There's no subtlety to Cyanogen's ambitions. CEO Kirt McMaster makes a habit of fiery rhetoric, recently proclaiming his operating system is "putting a bullet through Google's head."
There's more details to the assassination plot now, with Cyanogen announcing a partnership with Miami-based Blu to launch a phone later this year without any Google services whatsoever.
Yes, that means no Gmail, Chrome, Google Search, or Play Store. The details aren't final, but McMaster tells Forbes the plan is to ship the phone with alternatives like the Opera web browser, Amazon Appstore, Nokia's Here maps and Spotify for music.
The company also plans to build its own app store, though there isn't yet a clear path to how its scheme will churn out enough revenue to sustain the company. Cyanogen does have some big-name backers in Twitter, Qualcomm, and mogul Rupert Murdoch, part of a recent $80 million fundraising round.
But while modders and open source advocates may be enamored with the plan, it's unclear how much mainstream appeal a truly Google-free device will have. Android may not be as open as it once was, but there are plenty of custom themes and stock app alternatives available to suit your fancy.
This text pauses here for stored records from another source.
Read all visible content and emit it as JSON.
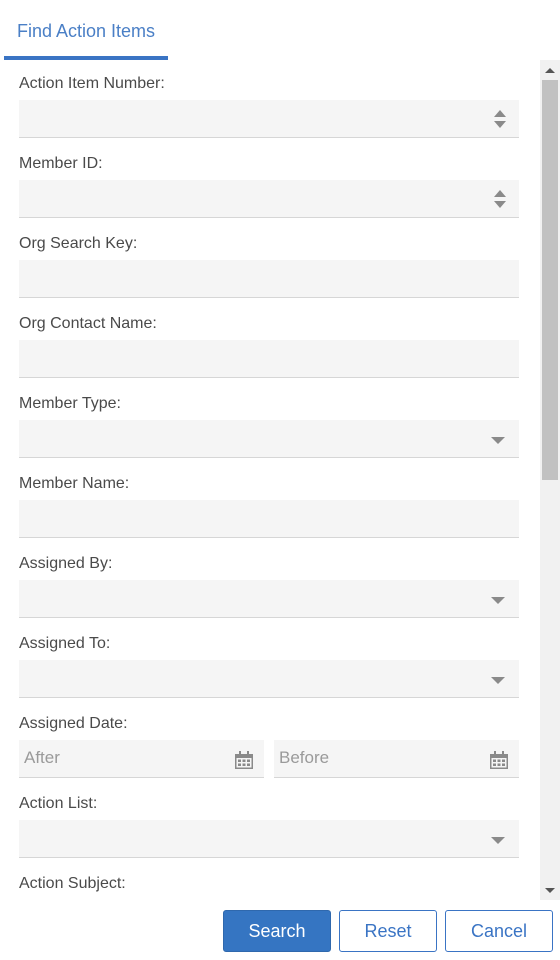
{
  "tabs": [
    {
      "label": "Find Action Items",
      "active": true
    }
  ],
  "form": {
    "action_item_number": {
      "label": "Action Item Number:",
      "value": ""
    },
    "member_id": {
      "label": "Member ID:",
      "value": ""
    },
    "org_search_key": {
      "label": "Org Search Key:",
      "value": ""
    },
    "org_contact_name": {
      "label": "Org Contact Name:",
      "value": ""
    },
    "member_type": {
      "label": "Member Type:",
      "selected": ""
    },
    "member_name": {
      "label": "Member Name:",
      "value": ""
    },
    "assigned_by": {
      "label": "Assigned By:",
      "selected": ""
    },
    "assigned_to": {
      "label": "Assigned To:",
      "selected": ""
    },
    "assigned_date": {
      "label": "Assigned Date:",
      "after_placeholder": "After",
      "before_placeholder": "Before"
    },
    "action_list": {
      "label": "Action List:",
      "selected": ""
    },
    "action_subject": {
      "label": "Action Subject:"
    }
  },
  "buttons": {
    "search": "Search",
    "reset": "Reset",
    "cancel": "Cancel"
  },
  "colors": {
    "accent": "#3a74c4",
    "primary_button": "#3575c2",
    "field_bg": "#f5f5f5"
  },
  "icons": [
    "spinner-icon",
    "dropdown-caret-icon",
    "calendar-icon"
  ]
}
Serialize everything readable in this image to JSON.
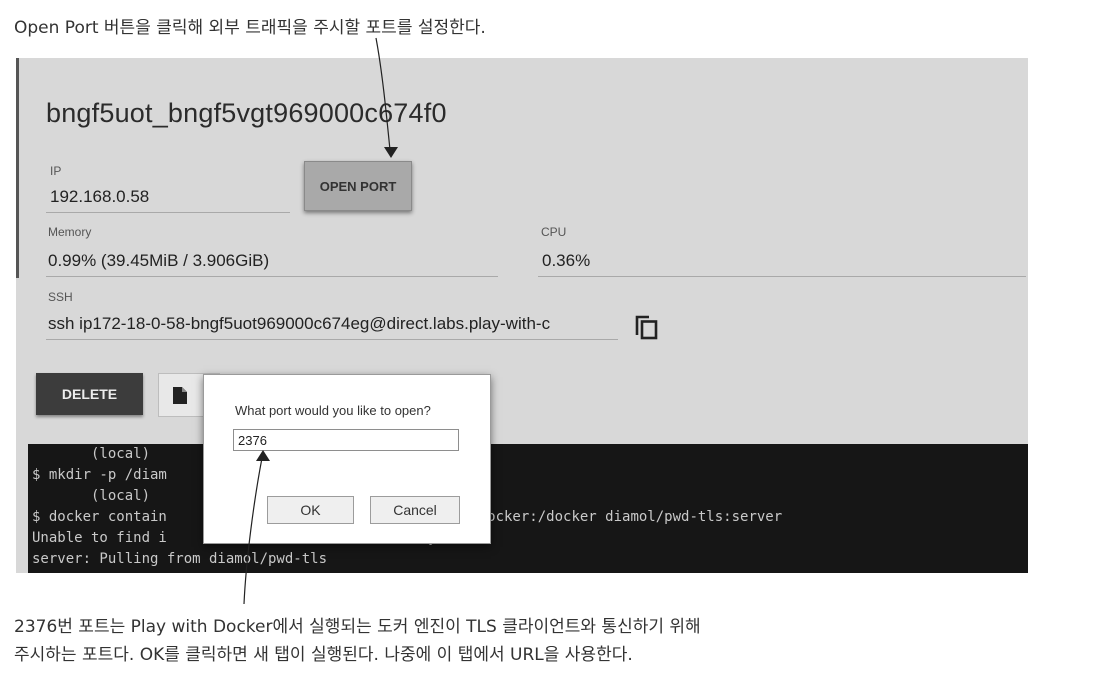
{
  "annotations": {
    "top": "Open Port 버튼을 클릭해 외부 트래픽을 주시할 포트를 설정한다.",
    "bottom_line1": "2376번 포트는 Play with Docker에서 실행되는 도커 엔진이 TLS 클라이언트와 통신하기 위해",
    "bottom_line2": "주시하는 포트다. OK를 클릭하면 새 탭이 실행된다. 나중에 이 탭에서 URL을 사용한다."
  },
  "instance": {
    "title": "bngf5uot_bngf5vgt969000c674f0",
    "ip_label": "IP",
    "ip_value": "192.168.0.58",
    "open_port_label": "OPEN PORT",
    "memory_label": "Memory",
    "memory_value": "0.99% (39.45MiB / 3.906GiB)",
    "cpu_label": "CPU",
    "cpu_value": "0.36%",
    "ssh_label": "SSH",
    "ssh_value": "ssh ip172-18-0-58-bngf5uot969000c674eg@direct.labs.play-with-c",
    "delete_label": "DELETE"
  },
  "terminal": {
    "lines": [
      "       (local)",
      "$ mkdir -p /diam",
      "       (local)",
      "$ docker contain                        erts -v /etc/docker:/docker diamol/pwd-tls:server",
      "Unable to find i                       ' locally",
      "server: Pulling from diamol/pwd-tls"
    ]
  },
  "dialog": {
    "message": "What port would you like to open?",
    "input_value": "2376",
    "ok_label": "OK",
    "cancel_label": "Cancel"
  },
  "icons": {
    "copy": "copy-icon",
    "file": "file-icon"
  },
  "colors": {
    "panel_bg": "#d8d8d8",
    "terminal_bg": "#161616",
    "delete_bg": "#3c3c3c",
    "open_port_bg": "#a9a9a9"
  }
}
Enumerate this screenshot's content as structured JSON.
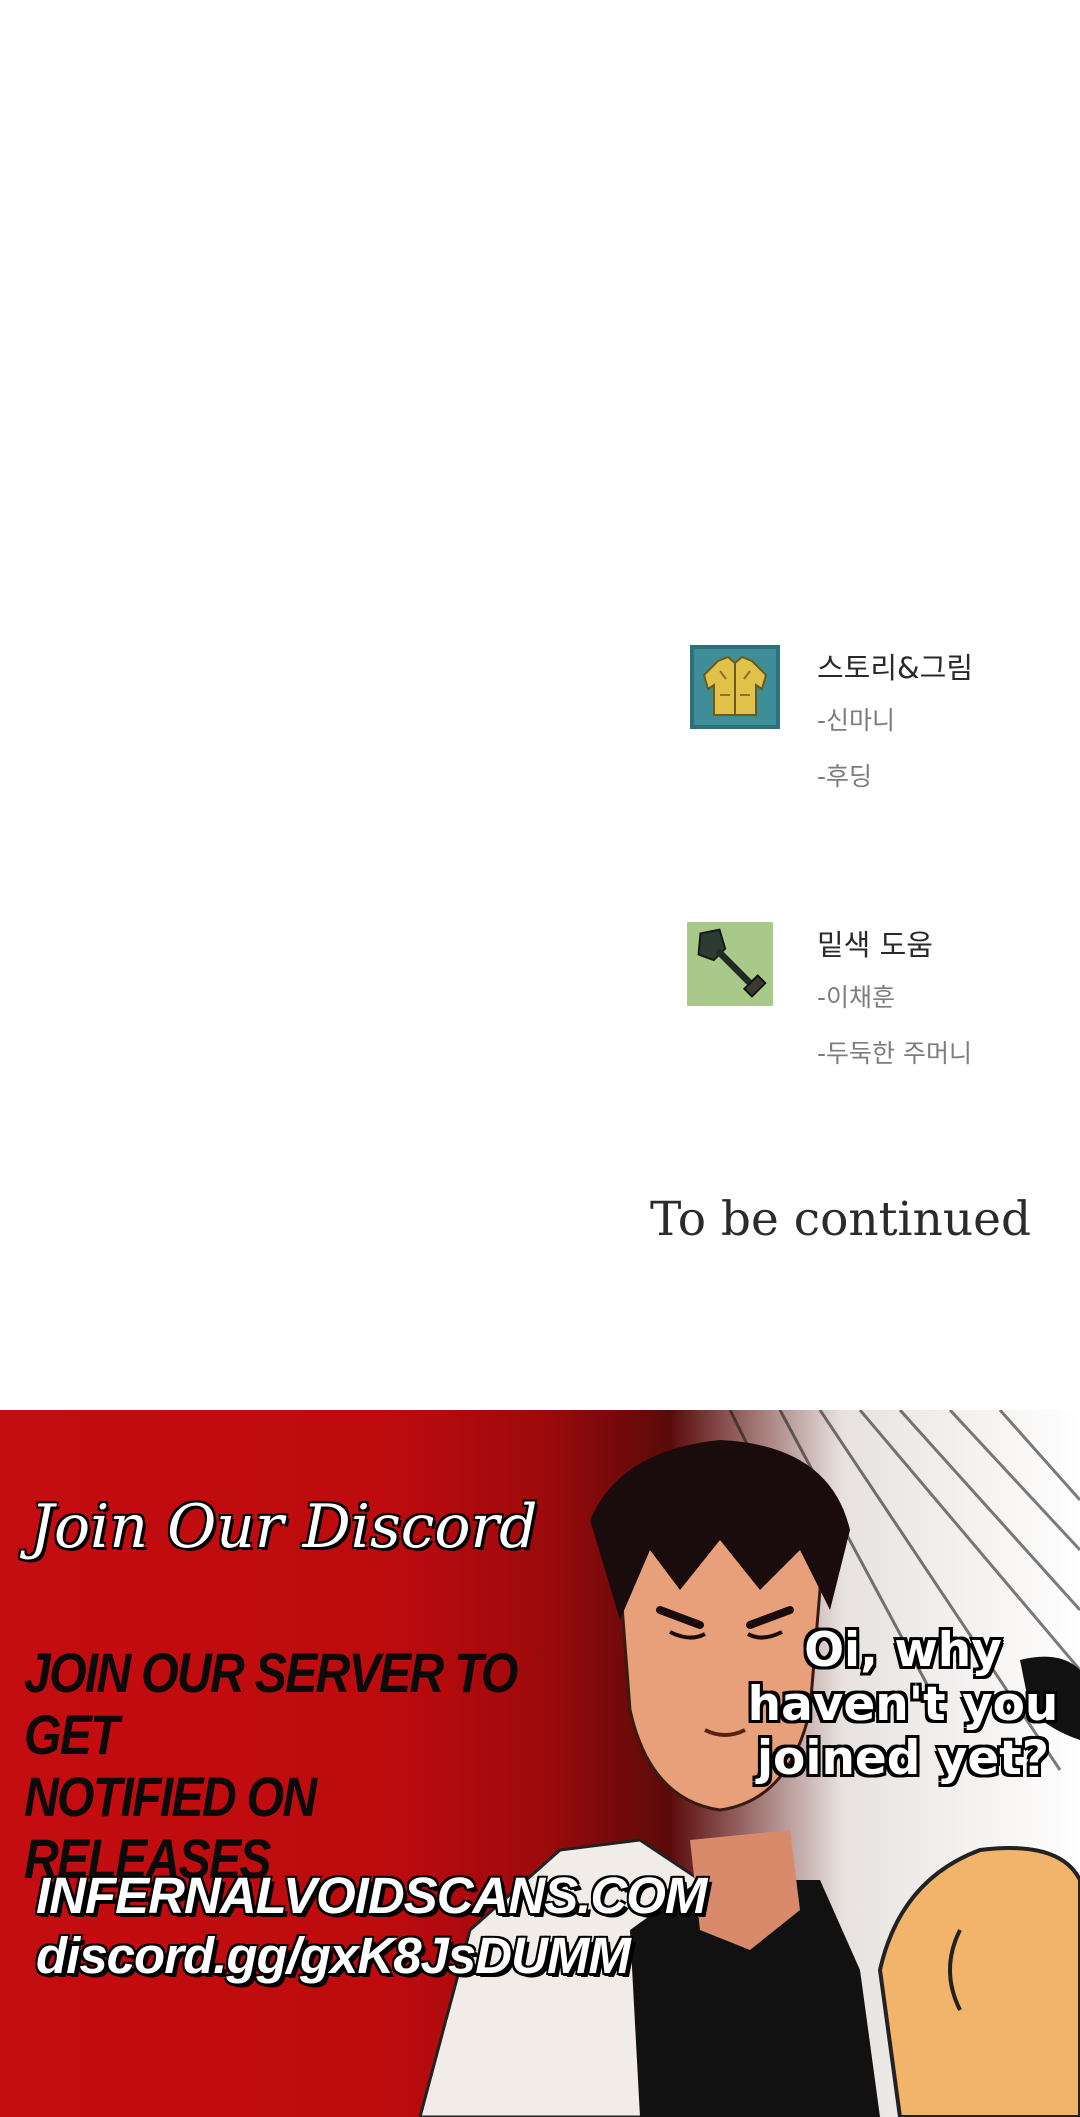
{
  "credits": {
    "story_art": {
      "heading": "스토리&그림",
      "names": [
        "-신마니",
        "-후딩"
      ],
      "icon": "jacket-icon"
    },
    "assist": {
      "heading": "밑색 도움",
      "names": [
        "-이채훈",
        "-두둑한 주머니"
      ],
      "icon": "shovel-icon"
    },
    "ending": "To be continued"
  },
  "banner": {
    "title": "Join Our Discord",
    "server_lines": [
      "JOIN OUR SERVER TO GET",
      "NOTIFIED ON RELEASES"
    ],
    "website": "INFERNALVOIDSCANS.COM",
    "discord_link": "discord.gg/gxK8JsDUMM",
    "speech_lines": [
      "Oi, why",
      "haven't you",
      "joined yet?"
    ],
    "colors": {
      "red": "#c40d10",
      "dark_red": "#5a0a0a",
      "white": "#ffffff",
      "black": "#000000"
    }
  }
}
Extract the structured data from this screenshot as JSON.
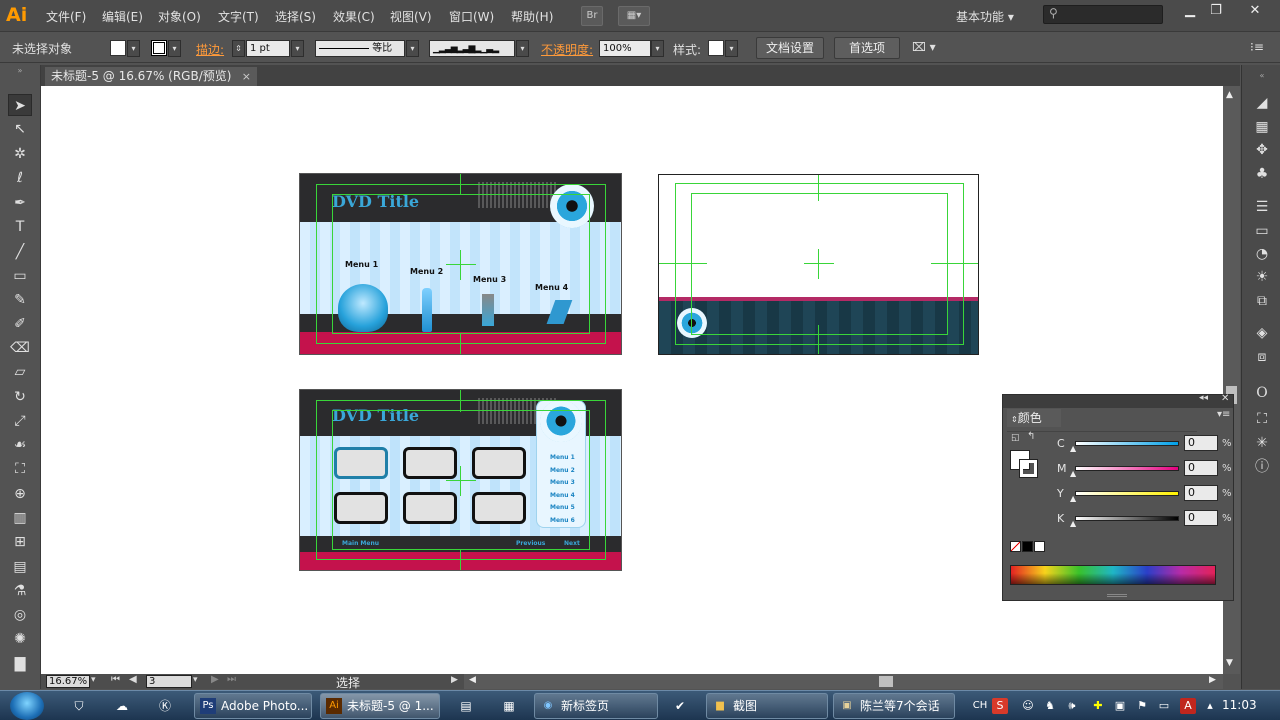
{
  "app": {
    "logo": "Ai",
    "workspace": "基本功能",
    "bridge": "Br"
  },
  "menu": [
    "文件(F)",
    "编辑(E)",
    "对象(O)",
    "文字(T)",
    "选择(S)",
    "效果(C)",
    "视图(V)",
    "窗口(W)",
    "帮助(H)"
  ],
  "control": {
    "selection": "未选择对象",
    "stroke_label": "描边:",
    "stroke_width": "1 pt",
    "stroke_style": "等比",
    "opacity_label": "不透明度:",
    "opacity_value": "100%",
    "style_label": "样式:",
    "doc_setup": "文档设置",
    "prefs": "首选项"
  },
  "document_tab": {
    "title": "未标题-5 @ 16.67% (RGB/预览)",
    "close": "×"
  },
  "artboards": {
    "a1": {
      "title": "DVD Title",
      "menus": [
        "Menu 1",
        "Menu 2",
        "Menu 3",
        "Menu 4"
      ]
    },
    "a3": {
      "title": "DVD Title",
      "menus": [
        "Menu 1",
        "Menu 2",
        "Menu 3",
        "Menu 4",
        "Menu 5",
        "Menu 6"
      ],
      "footer_left": "Main Menu",
      "footer_prev": "Previous",
      "footer_next": "Next"
    }
  },
  "color_panel": {
    "title": "颜色",
    "channels": [
      {
        "label": "C",
        "value": "0",
        "gradient": "linear-gradient(to right,#fff,#00a0e9)"
      },
      {
        "label": "M",
        "value": "0",
        "gradient": "linear-gradient(to right,#fff,#e4007f)"
      },
      {
        "label": "Y",
        "value": "0",
        "gradient": "linear-gradient(to right,#fff,#fff100)"
      },
      {
        "label": "K",
        "value": "0",
        "gradient": "linear-gradient(to right,#fff,#000)"
      }
    ],
    "unit": "%"
  },
  "status": {
    "zoom": "16.67%",
    "artboard": "3",
    "tool": "选择"
  },
  "taskbar": {
    "items": [
      {
        "label": "Adobe Photo...",
        "icon": "Ps",
        "color": "#1f3d78"
      },
      {
        "label": "未标题-5 @ 1...",
        "icon": "Ai",
        "color": "#5a2a00",
        "active": true
      },
      {
        "label": "新标签页",
        "icon": "◉",
        "color": "#2a7ad0"
      },
      {
        "label": "截图",
        "icon": "▆",
        "color": "#d8a63a"
      },
      {
        "label": "陈兰等7个会话",
        "icon": "▣",
        "color": "#8a6a3a"
      }
    ],
    "ime": "CH",
    "clock": "11:03"
  },
  "colors": {
    "accent": "#ff9a00",
    "guide": "#39d539",
    "panel": "#535353",
    "canvas": "#ffffff"
  }
}
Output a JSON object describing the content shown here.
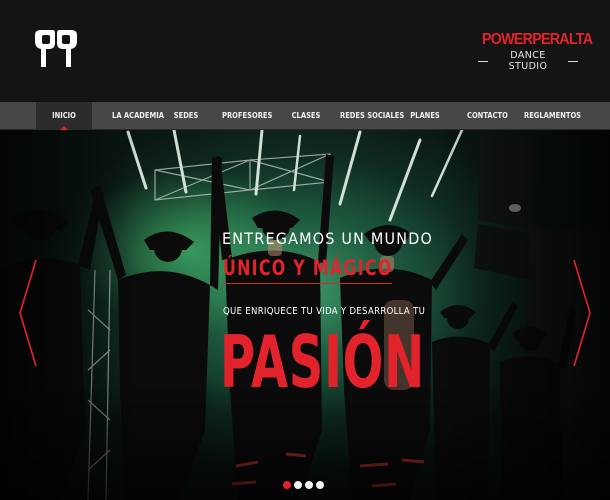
{
  "header": {
    "logo_icon": "pp-monogram-icon",
    "brand_name": "POWERPERALTA",
    "brand_sub": "DANCE STUDIO",
    "accent": "#e3232c"
  },
  "nav": {
    "items": [
      {
        "label": "INICIO",
        "active": true
      },
      {
        "label": "LA ACADEMIA"
      },
      {
        "label": "SEDES"
      },
      {
        "label": "PROFESORES"
      },
      {
        "label": "CLASES"
      },
      {
        "label": "REDES SOCIALES"
      },
      {
        "label": "PLANES"
      },
      {
        "label": "CONTACTO"
      },
      {
        "label": "REGLAMENTOS"
      }
    ]
  },
  "hero": {
    "line1": "ENTREGAMOS UN MUNDO",
    "line2": "ÚNICO Y MÁGICO",
    "line3": "QUE ENRIQUECE TU VIDA Y DESARROLLA TU",
    "line4": "PASIÓN",
    "prev_icon": "chevron-left-icon",
    "next_icon": "chevron-right-icon",
    "slides": 4,
    "active_slide": 1
  }
}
The story behind the story: Cyanogen first began as one of many Android modifications—an alternate version of the operating system for tinkerers to play with on their devices. But after Cyanogen was bundled on the OnePlus One the company's ambitions haven't slowed down, culminating in its vision for a separate and Google-free operating system. Sales numbers, instead of rhetoric, will determine how much traction there really is for another mobile operating system.